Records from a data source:
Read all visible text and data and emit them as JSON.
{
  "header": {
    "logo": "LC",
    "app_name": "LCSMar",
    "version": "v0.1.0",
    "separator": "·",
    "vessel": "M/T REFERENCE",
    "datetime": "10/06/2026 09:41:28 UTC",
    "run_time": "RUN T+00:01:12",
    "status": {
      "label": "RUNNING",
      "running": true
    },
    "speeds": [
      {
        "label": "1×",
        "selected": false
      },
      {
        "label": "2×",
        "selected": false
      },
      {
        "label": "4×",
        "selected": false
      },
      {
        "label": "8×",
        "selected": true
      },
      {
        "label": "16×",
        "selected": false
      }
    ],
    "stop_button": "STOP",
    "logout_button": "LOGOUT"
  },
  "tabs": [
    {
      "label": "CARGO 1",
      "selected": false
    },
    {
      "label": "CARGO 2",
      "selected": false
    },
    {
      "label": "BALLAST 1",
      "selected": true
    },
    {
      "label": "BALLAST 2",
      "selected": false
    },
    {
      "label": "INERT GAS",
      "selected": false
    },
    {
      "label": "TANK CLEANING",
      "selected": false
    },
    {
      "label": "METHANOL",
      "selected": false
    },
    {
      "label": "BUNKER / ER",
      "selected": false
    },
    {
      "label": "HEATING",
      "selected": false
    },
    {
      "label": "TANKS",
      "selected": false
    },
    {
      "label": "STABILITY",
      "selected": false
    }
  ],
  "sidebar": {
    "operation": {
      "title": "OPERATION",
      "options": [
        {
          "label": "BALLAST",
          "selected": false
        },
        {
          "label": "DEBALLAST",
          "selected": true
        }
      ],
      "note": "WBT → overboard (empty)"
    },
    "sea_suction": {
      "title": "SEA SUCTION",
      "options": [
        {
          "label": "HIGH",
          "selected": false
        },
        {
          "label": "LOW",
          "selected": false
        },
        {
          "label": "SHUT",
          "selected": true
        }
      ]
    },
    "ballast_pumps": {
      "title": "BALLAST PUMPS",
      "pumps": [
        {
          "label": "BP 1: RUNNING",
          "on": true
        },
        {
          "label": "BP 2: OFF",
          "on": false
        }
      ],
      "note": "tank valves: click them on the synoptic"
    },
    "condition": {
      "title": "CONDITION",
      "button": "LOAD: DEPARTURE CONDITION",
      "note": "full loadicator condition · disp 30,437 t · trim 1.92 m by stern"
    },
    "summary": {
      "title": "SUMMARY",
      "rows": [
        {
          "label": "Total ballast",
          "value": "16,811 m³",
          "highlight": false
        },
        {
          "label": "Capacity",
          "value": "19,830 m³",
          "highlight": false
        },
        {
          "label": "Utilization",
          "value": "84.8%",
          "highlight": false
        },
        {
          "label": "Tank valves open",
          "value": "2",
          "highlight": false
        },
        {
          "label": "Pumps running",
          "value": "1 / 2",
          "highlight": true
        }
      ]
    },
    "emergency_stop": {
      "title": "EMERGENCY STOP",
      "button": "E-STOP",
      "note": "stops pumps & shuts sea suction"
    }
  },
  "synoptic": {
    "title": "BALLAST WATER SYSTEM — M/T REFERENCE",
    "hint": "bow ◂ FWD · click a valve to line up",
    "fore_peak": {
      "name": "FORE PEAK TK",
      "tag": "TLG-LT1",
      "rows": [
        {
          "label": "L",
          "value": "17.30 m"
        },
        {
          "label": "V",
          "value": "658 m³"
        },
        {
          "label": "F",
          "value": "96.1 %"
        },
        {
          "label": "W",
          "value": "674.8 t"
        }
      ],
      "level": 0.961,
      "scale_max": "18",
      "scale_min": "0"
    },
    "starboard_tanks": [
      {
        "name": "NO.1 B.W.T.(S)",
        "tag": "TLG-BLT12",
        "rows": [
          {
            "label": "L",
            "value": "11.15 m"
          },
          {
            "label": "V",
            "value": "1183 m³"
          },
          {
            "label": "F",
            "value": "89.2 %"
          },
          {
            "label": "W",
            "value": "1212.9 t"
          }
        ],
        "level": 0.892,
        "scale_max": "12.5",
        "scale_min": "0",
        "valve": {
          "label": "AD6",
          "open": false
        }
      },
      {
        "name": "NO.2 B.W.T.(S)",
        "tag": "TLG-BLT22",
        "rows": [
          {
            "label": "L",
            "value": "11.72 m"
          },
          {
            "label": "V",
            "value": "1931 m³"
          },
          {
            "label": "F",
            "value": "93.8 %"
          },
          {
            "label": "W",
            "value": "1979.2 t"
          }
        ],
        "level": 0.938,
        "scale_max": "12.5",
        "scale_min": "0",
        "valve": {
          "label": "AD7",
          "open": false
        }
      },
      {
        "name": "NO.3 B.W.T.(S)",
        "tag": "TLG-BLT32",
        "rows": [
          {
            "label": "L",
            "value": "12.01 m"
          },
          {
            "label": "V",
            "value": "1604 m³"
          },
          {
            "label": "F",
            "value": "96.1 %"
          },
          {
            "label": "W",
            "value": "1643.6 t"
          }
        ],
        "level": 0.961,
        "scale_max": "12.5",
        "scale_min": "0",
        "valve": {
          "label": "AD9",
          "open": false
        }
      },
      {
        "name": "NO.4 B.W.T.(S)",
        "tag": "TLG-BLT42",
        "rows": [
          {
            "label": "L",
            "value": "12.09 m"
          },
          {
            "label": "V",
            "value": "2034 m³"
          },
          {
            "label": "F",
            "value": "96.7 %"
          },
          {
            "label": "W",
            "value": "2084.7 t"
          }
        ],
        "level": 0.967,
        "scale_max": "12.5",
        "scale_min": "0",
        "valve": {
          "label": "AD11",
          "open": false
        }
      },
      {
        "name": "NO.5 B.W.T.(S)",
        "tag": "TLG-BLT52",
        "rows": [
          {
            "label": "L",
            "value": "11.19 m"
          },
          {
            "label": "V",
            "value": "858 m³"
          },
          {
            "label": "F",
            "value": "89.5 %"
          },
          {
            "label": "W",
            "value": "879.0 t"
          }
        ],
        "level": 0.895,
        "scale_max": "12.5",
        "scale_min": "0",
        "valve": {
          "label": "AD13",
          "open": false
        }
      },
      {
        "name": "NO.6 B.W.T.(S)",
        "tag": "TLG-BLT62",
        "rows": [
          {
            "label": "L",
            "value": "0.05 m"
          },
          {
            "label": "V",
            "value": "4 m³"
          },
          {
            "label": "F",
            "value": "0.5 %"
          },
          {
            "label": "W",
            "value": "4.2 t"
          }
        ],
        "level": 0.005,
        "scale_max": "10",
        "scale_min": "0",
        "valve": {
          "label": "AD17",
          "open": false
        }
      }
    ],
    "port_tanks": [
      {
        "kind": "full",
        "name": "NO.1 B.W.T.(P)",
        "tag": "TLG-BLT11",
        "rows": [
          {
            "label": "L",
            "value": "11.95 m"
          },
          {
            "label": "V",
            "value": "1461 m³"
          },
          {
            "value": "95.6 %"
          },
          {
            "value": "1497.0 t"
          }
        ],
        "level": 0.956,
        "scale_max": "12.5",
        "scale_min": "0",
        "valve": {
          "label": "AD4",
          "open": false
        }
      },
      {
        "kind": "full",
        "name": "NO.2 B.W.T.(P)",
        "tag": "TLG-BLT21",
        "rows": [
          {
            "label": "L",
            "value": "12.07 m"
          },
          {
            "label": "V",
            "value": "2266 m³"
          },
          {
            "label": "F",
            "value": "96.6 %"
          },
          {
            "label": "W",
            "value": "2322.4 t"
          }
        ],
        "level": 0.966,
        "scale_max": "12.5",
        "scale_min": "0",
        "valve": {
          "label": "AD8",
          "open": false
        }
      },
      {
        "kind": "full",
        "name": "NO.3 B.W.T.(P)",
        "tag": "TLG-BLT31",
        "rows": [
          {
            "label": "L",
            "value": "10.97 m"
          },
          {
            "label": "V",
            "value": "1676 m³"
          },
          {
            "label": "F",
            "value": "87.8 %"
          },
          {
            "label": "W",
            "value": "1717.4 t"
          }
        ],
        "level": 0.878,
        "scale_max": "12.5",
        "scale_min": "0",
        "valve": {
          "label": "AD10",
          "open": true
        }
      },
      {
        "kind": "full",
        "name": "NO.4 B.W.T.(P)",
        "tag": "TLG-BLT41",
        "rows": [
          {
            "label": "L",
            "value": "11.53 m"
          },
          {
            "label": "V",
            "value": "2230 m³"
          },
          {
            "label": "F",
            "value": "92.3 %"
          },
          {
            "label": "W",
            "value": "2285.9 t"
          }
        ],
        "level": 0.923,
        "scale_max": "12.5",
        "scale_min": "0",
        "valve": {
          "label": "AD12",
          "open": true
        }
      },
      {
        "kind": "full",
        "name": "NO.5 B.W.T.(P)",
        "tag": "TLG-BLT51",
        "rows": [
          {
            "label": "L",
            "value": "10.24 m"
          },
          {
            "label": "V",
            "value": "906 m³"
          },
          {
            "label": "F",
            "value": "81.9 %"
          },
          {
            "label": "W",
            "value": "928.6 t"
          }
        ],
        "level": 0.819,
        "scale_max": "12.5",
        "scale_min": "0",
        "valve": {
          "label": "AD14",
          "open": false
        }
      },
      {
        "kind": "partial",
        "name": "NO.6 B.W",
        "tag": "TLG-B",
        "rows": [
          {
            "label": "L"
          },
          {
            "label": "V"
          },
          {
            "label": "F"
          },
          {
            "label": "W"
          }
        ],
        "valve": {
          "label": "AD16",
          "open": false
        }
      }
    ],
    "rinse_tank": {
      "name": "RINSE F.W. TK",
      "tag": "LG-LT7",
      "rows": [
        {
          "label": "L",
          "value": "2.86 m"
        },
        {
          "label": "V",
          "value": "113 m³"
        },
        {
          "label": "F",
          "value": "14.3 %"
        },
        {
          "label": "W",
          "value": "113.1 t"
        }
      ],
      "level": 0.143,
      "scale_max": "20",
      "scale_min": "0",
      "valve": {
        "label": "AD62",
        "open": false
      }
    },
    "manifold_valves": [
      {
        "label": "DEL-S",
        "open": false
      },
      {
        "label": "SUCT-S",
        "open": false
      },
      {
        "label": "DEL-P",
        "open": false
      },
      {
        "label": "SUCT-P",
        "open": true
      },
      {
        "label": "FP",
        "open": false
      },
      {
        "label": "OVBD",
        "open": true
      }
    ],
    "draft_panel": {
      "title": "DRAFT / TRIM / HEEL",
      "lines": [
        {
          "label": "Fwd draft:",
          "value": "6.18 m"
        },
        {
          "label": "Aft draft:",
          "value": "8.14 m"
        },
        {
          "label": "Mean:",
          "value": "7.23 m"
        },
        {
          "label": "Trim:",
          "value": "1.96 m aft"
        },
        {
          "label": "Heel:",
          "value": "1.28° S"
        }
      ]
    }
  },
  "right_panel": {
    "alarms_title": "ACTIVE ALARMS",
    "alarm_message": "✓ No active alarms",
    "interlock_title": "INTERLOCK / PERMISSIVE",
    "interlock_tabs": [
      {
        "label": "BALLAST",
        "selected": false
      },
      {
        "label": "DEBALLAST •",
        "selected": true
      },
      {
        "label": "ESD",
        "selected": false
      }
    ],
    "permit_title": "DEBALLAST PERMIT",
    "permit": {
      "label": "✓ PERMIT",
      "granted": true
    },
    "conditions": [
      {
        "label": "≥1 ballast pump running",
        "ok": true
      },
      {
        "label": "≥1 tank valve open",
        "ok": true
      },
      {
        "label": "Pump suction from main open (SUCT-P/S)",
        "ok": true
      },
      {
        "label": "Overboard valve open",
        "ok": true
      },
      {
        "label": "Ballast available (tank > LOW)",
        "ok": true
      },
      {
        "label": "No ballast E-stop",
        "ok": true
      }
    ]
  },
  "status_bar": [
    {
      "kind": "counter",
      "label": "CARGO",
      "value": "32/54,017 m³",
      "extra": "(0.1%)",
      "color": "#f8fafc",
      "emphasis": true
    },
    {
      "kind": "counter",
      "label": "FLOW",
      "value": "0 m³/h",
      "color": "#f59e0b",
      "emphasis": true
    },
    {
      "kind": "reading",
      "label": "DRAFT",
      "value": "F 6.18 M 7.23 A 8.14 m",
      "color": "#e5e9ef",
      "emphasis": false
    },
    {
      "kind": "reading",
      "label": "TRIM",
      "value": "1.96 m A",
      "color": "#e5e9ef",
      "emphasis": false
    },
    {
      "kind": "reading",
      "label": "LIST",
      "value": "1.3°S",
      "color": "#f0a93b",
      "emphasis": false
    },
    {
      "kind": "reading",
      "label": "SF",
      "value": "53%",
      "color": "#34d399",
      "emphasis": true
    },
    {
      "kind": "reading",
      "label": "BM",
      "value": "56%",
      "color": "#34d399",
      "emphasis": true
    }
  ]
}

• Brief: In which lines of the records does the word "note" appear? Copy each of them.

• Exercise response:
      "note": "WBT → overboard (empty)"
      "note": "tank valves: click them on the synoptic"
      "note": "full loadicator condition · disp 30,437 t · trim 1.92 m by stern"
      "note": "stops pumps & shuts sea suction"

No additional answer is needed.